#### ASSIGNED TASK
In the records that come next, find every line with "content". Return those lines.

#### ENTRIES SUPPLIED
····················

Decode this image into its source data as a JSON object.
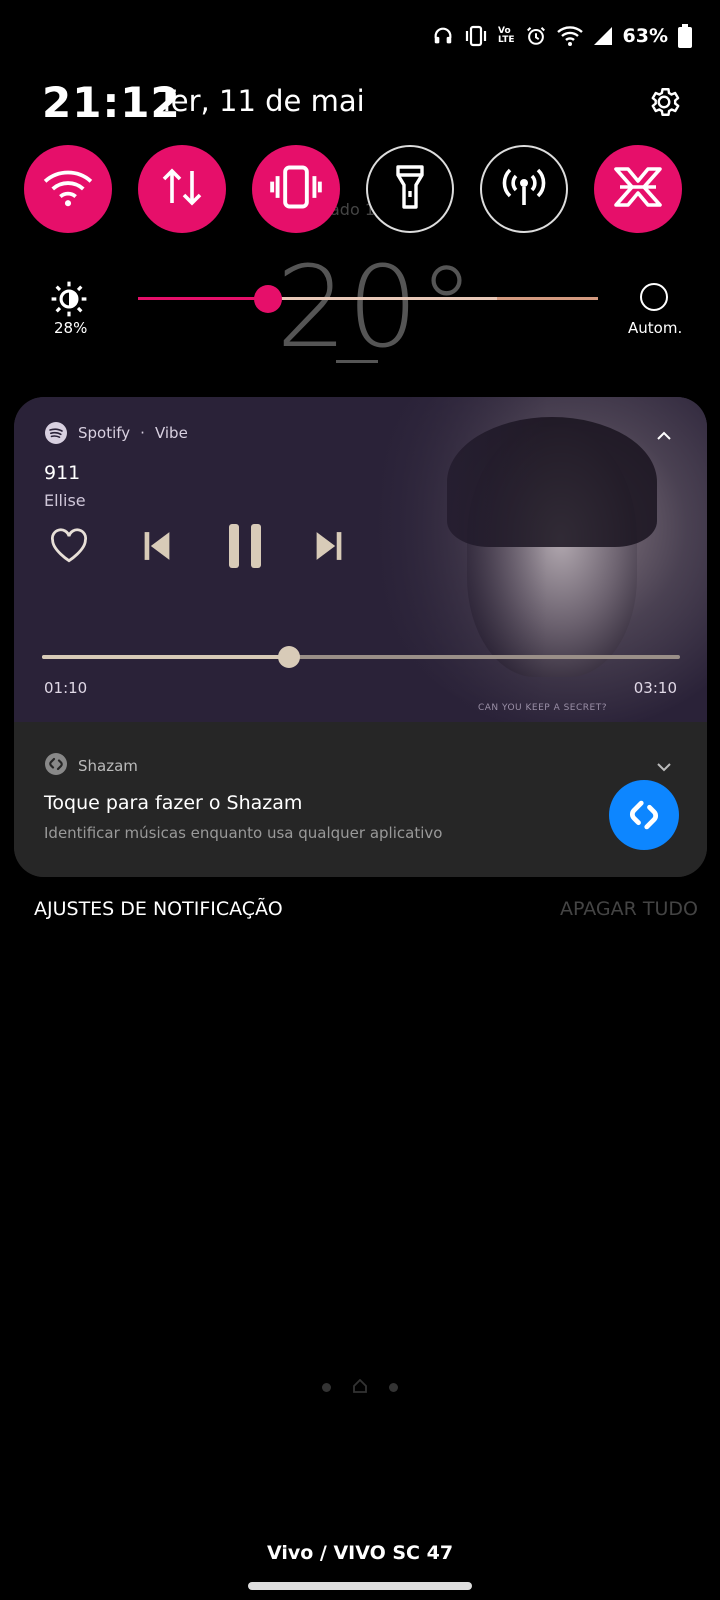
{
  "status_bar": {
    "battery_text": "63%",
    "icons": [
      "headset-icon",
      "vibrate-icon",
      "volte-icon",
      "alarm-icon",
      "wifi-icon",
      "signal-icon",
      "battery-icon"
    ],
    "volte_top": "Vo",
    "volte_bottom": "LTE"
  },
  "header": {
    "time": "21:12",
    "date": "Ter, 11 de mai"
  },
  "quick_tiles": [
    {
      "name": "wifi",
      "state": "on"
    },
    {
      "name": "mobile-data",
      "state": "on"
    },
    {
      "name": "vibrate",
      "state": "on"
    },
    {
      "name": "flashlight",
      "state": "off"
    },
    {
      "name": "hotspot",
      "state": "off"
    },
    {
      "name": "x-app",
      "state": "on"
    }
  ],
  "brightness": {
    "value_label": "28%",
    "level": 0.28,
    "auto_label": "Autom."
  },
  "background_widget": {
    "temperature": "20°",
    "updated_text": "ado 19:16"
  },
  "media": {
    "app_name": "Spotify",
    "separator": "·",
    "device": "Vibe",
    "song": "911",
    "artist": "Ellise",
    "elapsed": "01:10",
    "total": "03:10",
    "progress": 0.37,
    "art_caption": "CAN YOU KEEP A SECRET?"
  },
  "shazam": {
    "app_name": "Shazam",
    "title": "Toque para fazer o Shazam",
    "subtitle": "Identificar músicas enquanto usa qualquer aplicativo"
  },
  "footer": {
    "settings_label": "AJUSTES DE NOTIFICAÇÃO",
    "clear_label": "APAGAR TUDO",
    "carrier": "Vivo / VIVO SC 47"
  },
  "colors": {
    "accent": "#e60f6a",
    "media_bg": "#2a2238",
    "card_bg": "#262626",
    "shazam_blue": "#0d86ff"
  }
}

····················

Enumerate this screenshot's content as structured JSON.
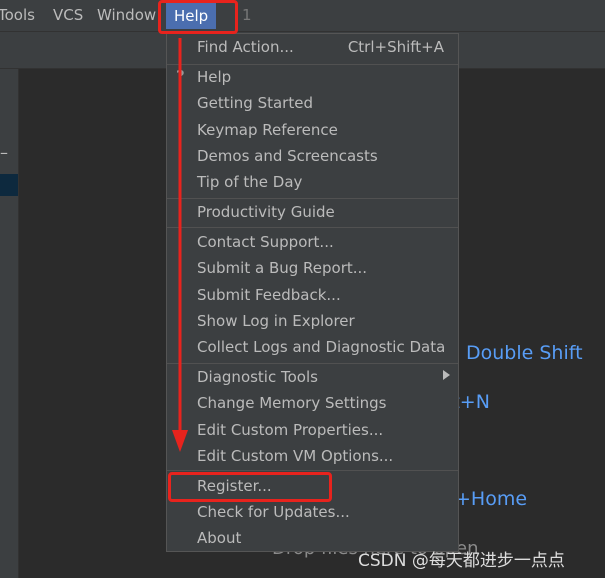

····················

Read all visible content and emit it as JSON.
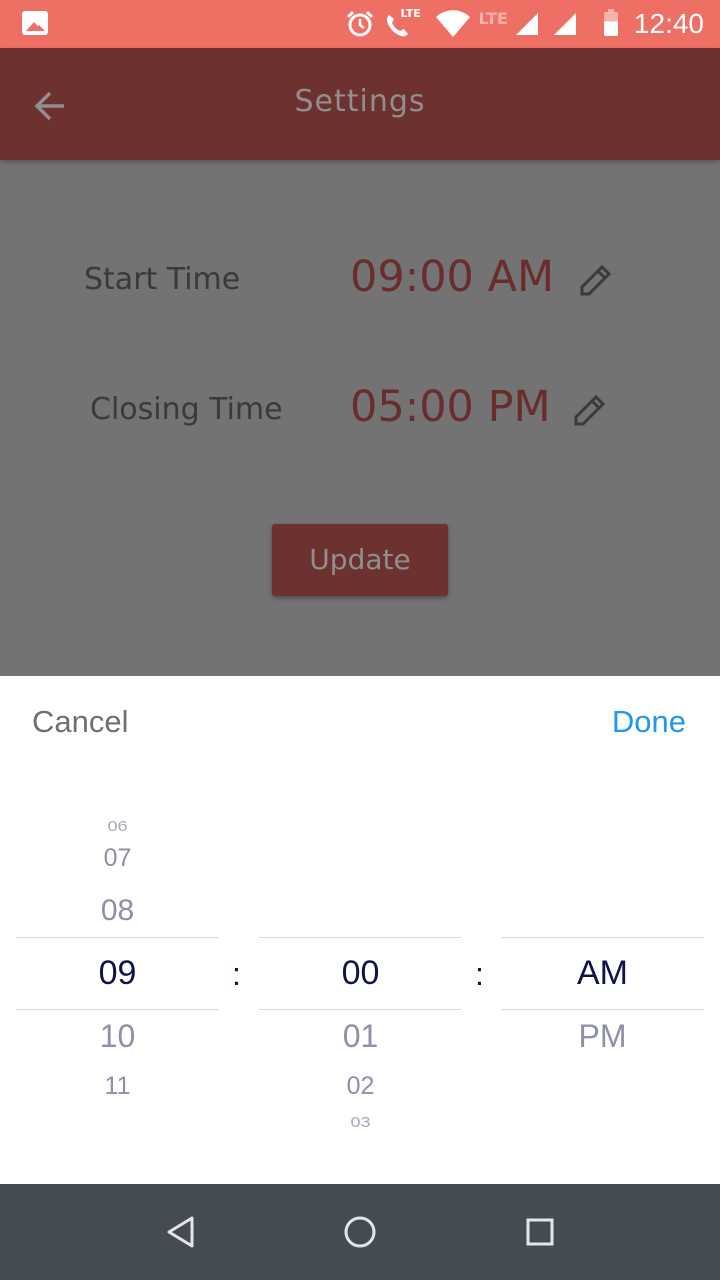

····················

#### RESULT OF THE EXERCISE
Enumerate this screenshot's content as structured JSON.
Read all visible content and emit it as JSON.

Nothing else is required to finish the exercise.